inches off the bottom and hemmed it. I also took in every one of the
four vertical darts another inch or so to get the volume of the dress down even smaller and give it
more curves! The piece that got cut off the bottom became a self tie belt. I ripped out the lumpo shoulder pads and snipped out the sleeves completely, then shortened the two shoulder seam widths by about half an inch and hemmed the arm hole openings. After a jolly good ironing, I tried it on and hey presto chango, had meself a new dress. I've gotten a few compliments wearing this out as it has a dressy look but is very comfortable, machine washable, and cool to wear!
It was fun using up the leftover blue jean fabric scraps to make banners for two boys' bedrooms. For each letter, I created a simple triangle-shaped pattern and stitched down the sides and created a casing at the top. I then cut out the letters in a contrasting fabric, tracing them first on the fabric, and overstitched them with zigzagging onto the triangle-shaped pieces. The "cord" holding the banner pieces together is made from the thick leg seams and threaded through the casing with a large safety pin. I then just thumb tacked these to the walls! Depending on the number of letters in the name, you can run these up in less than two hours.
Well, these are the last two little girl dresses I made out of pillowcases and by now I had got the drill down fast. First I dyed the pillowcases and after drying cut the fabric. Cutting is simple as I'm just snipping off the top about 6 inches so I can make the ribbon that goes through the neckline casing. Then I cut out the armholes and use those pieces to make the top stitched pockets on the front of each dress. Since these were one seam pillowcases, I put that seam down the back and angle seamed the sides so the dress would flare a bit at the bottom. Then I stitched on embellishments -- in this case some silver ribbon made from a hem I'd hacked off another dress. The yellow lace was left over from a table cloth I'd cut up another time (as it was all torn up except for the lace bits). Then I do the neck casing, about an inch and a half and then, after making the ribbon for the casing, I thread it through and make a bow for the shoulder.
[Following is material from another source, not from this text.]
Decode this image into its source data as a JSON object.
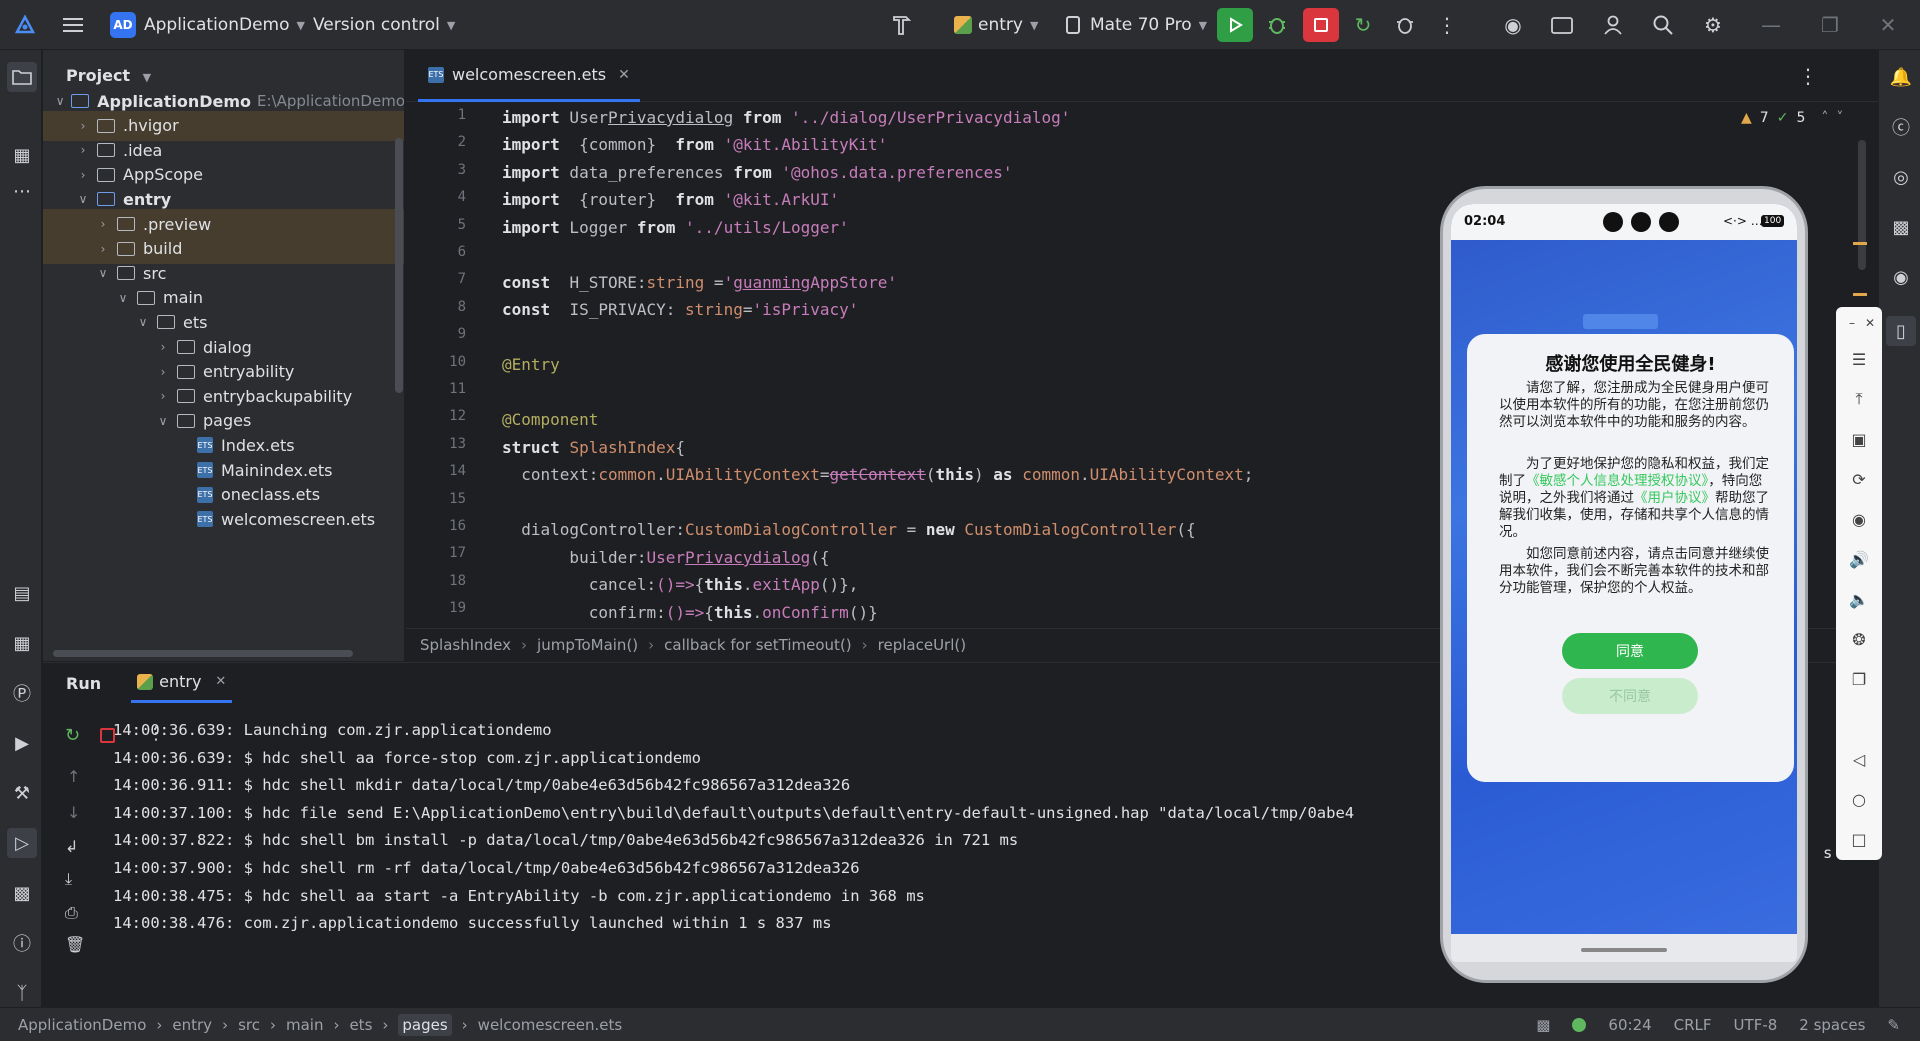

I think I've now got the drill down to about 45 minutes per dress (not including the time to dye and wash and dry). There's tons of tutorials on Pinterest and in various blogs if you need a pattern for making these, just search away!
While I'm sewing these, I stay praying for the girls that will hopefully receive these. I think about how the dress will go with their personality and fit them properly (so I put a size label on them--you can see the white tag hanging off the pocket).
So these were given to Church of the Redeemer in Bowie, MD This church has a ministry where they deliver these to a non-profit that then packs off the dresses and other items to orphanages in various parts of the world. So once again, I was happy to re-use and recycle some pillow slips and put them to a good use.